- _Problem description_
What lines of the data hold the string "screenshot"? Copy them all.

[Items from an interface collection]
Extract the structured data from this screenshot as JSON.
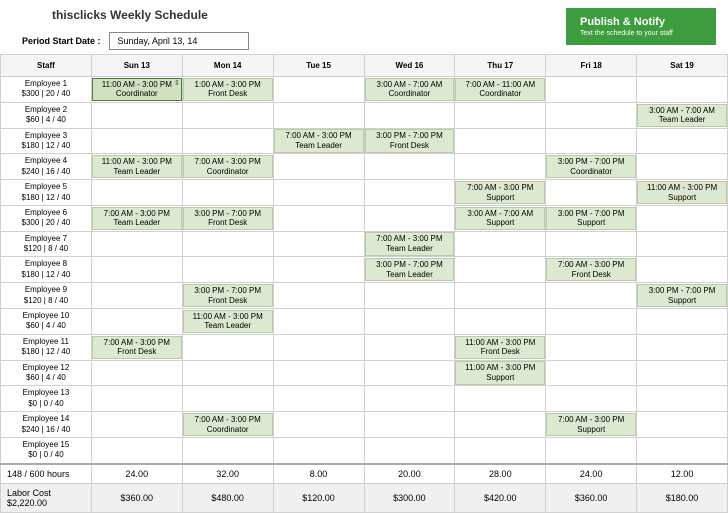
{
  "header": {
    "title": "thisclicks Weekly Schedule",
    "period_label": "Period Start Date :",
    "period_value": "Sunday, April 13, 14",
    "publish_title": "Publish & Notify",
    "publish_sub": "Text the schedule to your staff"
  },
  "columns": [
    "Staff",
    "Sun 13",
    "Mon 14",
    "Tue 15",
    "Wed 16",
    "Thu 17",
    "Fri 18",
    "Sat 19"
  ],
  "employees": [
    {
      "name": "Employee 1",
      "stats": "$300 | 20 / 40",
      "shifts": [
        {
          "day": 0,
          "time": "11:00 AM - 3:00 PM",
          "role": "Coordinator",
          "selected": true
        },
        {
          "day": 1,
          "time": "1:00 AM - 3:00 PM",
          "role": "Front Desk"
        },
        {
          "day": 3,
          "time": "3:00 AM - 7:00 AM",
          "role": "Coordinator"
        },
        {
          "day": 4,
          "time": "7:00 AM - 11:00 AM",
          "role": "Coordinator"
        }
      ]
    },
    {
      "name": "Employee 2",
      "stats": "$60 | 4 / 40",
      "shifts": [
        {
          "day": 6,
          "time": "3:00 AM - 7:00 AM",
          "role": "Team Leader"
        }
      ]
    },
    {
      "name": "Employee 3",
      "stats": "$180 | 12 / 40",
      "shifts": [
        {
          "day": 2,
          "time": "7:00 AM - 3:00 PM",
          "role": "Team Leader"
        },
        {
          "day": 3,
          "time": "3:00 PM - 7:00 PM",
          "role": "Front Desk"
        }
      ]
    },
    {
      "name": "Employee 4",
      "stats": "$240 | 16 / 40",
      "shifts": [
        {
          "day": 0,
          "time": "11:00 AM - 3:00 PM",
          "role": "Team Leader"
        },
        {
          "day": 1,
          "time": "7:00 AM - 3:00 PM",
          "role": "Coordinator"
        },
        {
          "day": 5,
          "time": "3:00 PM - 7:00 PM",
          "role": "Coordinator"
        }
      ]
    },
    {
      "name": "Employee 5",
      "stats": "$180 | 12 / 40",
      "shifts": [
        {
          "day": 4,
          "time": "7:00 AM - 3:00 PM",
          "role": "Support"
        },
        {
          "day": 6,
          "time": "11:00 AM - 3:00 PM",
          "role": "Support"
        }
      ]
    },
    {
      "name": "Employee 6",
      "stats": "$300 | 20 / 40",
      "shifts": [
        {
          "day": 0,
          "time": "7:00 AM - 3:00 PM",
          "role": "Team Leader"
        },
        {
          "day": 1,
          "time": "3:00 PM - 7:00 PM",
          "role": "Front Desk"
        },
        {
          "day": 4,
          "time": "3:00 AM - 7:00 AM",
          "role": "Support"
        },
        {
          "day": 5,
          "time": "3:00 PM - 7:00 PM",
          "role": "Support"
        }
      ]
    },
    {
      "name": "Employee 7",
      "stats": "$120 | 8 / 40",
      "shifts": [
        {
          "day": 3,
          "time": "7:00 AM - 3:00 PM",
          "role": "Team Leader"
        }
      ]
    },
    {
      "name": "Employee 8",
      "stats": "$180 | 12 / 40",
      "shifts": [
        {
          "day": 3,
          "time": "3:00 PM - 7:00 PM",
          "role": "Team Leader"
        },
        {
          "day": 5,
          "time": "7:00 AM - 3:00 PM",
          "role": "Front Desk"
        }
      ]
    },
    {
      "name": "Employee 9",
      "stats": "$120 | 8 / 40",
      "shifts": [
        {
          "day": 1,
          "time": "3:00 PM - 7:00 PM",
          "role": "Front Desk"
        },
        {
          "day": 6,
          "time": "3:00 PM - 7:00 PM",
          "role": "Support"
        }
      ]
    },
    {
      "name": "Employee 10",
      "stats": "$60 | 4 / 40",
      "shifts": [
        {
          "day": 1,
          "time": "11:00 AM - 3:00 PM",
          "role": "Team Leader"
        }
      ]
    },
    {
      "name": "Employee 11",
      "stats": "$180 | 12 / 40",
      "shifts": [
        {
          "day": 0,
          "time": "7:00 AM - 3:00 PM",
          "role": "Front Desk"
        },
        {
          "day": 4,
          "time": "11:00 AM - 3:00 PM",
          "role": "Front Desk"
        }
      ]
    },
    {
      "name": "Employee 12",
      "stats": "$60 | 4 / 40",
      "shifts": [
        {
          "day": 4,
          "time": "11:00 AM - 3:00 PM",
          "role": "Support"
        }
      ]
    },
    {
      "name": "Employee 13",
      "stats": "$0 | 0 / 40",
      "shifts": []
    },
    {
      "name": "Employee 14",
      "stats": "$240 | 16 / 40",
      "shifts": [
        {
          "day": 1,
          "time": "7:00 AM - 3:00 PM",
          "role": "Coordinator"
        },
        {
          "day": 5,
          "time": "7:00 AM - 3:00 PM",
          "role": "Support"
        }
      ]
    },
    {
      "name": "Employee 15",
      "stats": "$0 | 0 / 40",
      "shifts": []
    }
  ],
  "footer": {
    "hours_label": "148 / 600 hours",
    "hours": [
      "24.00",
      "32.00",
      "8.00",
      "20.00",
      "28.00",
      "24.00",
      "12.00"
    ],
    "labor_label": "Labor Cost $2,220.00",
    "labor": [
      "$360.00",
      "$480.00",
      "$120.00",
      "$300.00",
      "$420.00",
      "$360.00",
      "$180.00"
    ]
  }
}
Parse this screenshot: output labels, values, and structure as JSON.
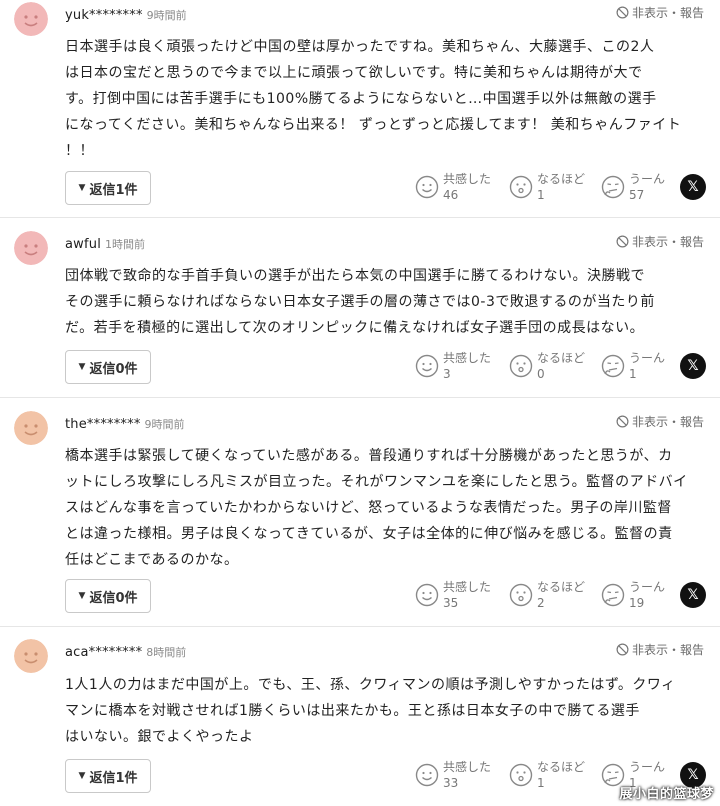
{
  "report_label": "非表示・報告",
  "reaction_labels": {
    "empathy": "共感した",
    "convinced": "なるほど",
    "hmm": "うーん"
  },
  "comments": [
    {
      "user": "yuk********",
      "time": "9時間前",
      "avatar_color": "#f2b8b8",
      "lines": [
        "日本選手は良く頑張ったけど中国の壁は厚かったですね。美和ちゃん、大藤選手、この2人",
        "は日本の宝だと思うので今まで以上に頑張って欲しいです。特に美和ちゃんは期待が大で",
        "す。打倒中国には苦手選手にも100%勝てるようにならないと…中国選手以外は無敵の選手",
        "になってください。美和ちゃんなら出来る！ ずっとずっと応援してます！ 美和ちゃんファイト",
        "！！"
      ],
      "reply": "返信1件",
      "counts": {
        "empathy": "46",
        "convinced": "1",
        "hmm": "57"
      }
    },
    {
      "user": "awful",
      "time": "1時間前",
      "avatar_color": "#f2b8b8",
      "lines": [
        "団体戦で致命的な手首手負いの選手が出たら本気の中国選手に勝てるわけない。決勝戦で",
        "その選手に頼らなければならない日本女子選手の層の薄さでは0-3で敗退するのが当たり前",
        "だ。若手を積極的に選出して次のオリンピックに備えなければ女子選手団の成長はない。"
      ],
      "reply": "返信0件",
      "counts": {
        "empathy": "3",
        "convinced": "0",
        "hmm": "1"
      }
    },
    {
      "user": "the********",
      "time": "9時間前",
      "avatar_color": "#f2c3a6",
      "lines": [
        "橋本選手は緊張して硬くなっていた感がある。普段通りすれば十分勝機があったと思うが、カ",
        "ットにしろ攻撃にしろ凡ミスが目立った。それがワンマンユを楽にしたと思う。監督のアドバイ",
        "スはどんな事を言っていたかわからないけど、怒っているような表情だった。男子の岸川監督",
        "とは違った様相。男子は良くなってきているが、女子は全体的に伸び悩みを感じる。監督の責",
        "任はどこまであるのかな。"
      ],
      "reply": "返信0件",
      "counts": {
        "empathy": "35",
        "convinced": "2",
        "hmm": "19"
      }
    },
    {
      "user": "aca********",
      "time": "8時間前",
      "avatar_color": "#f2c3a6",
      "lines": [
        "1人1人の力はまだ中国が上。でも、王、孫、クワィマンの順は予測しやすかったはず。クワィ",
        "マンに橋本を対戦させれば1勝くらいは出来たかも。王と孫は日本女子の中で勝てる選手",
        "はいない。銀でよくやったよ"
      ],
      "reply": "返信1件",
      "counts": {
        "empathy": "33",
        "convinced": "1",
        "hmm": "1"
      }
    }
  ],
  "watermark": "展小白的篮球梦"
}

- _Result_
Extract the structured data from this screenshot as JSON.
Parse this screenshot: output labels, values, and structure as JSON.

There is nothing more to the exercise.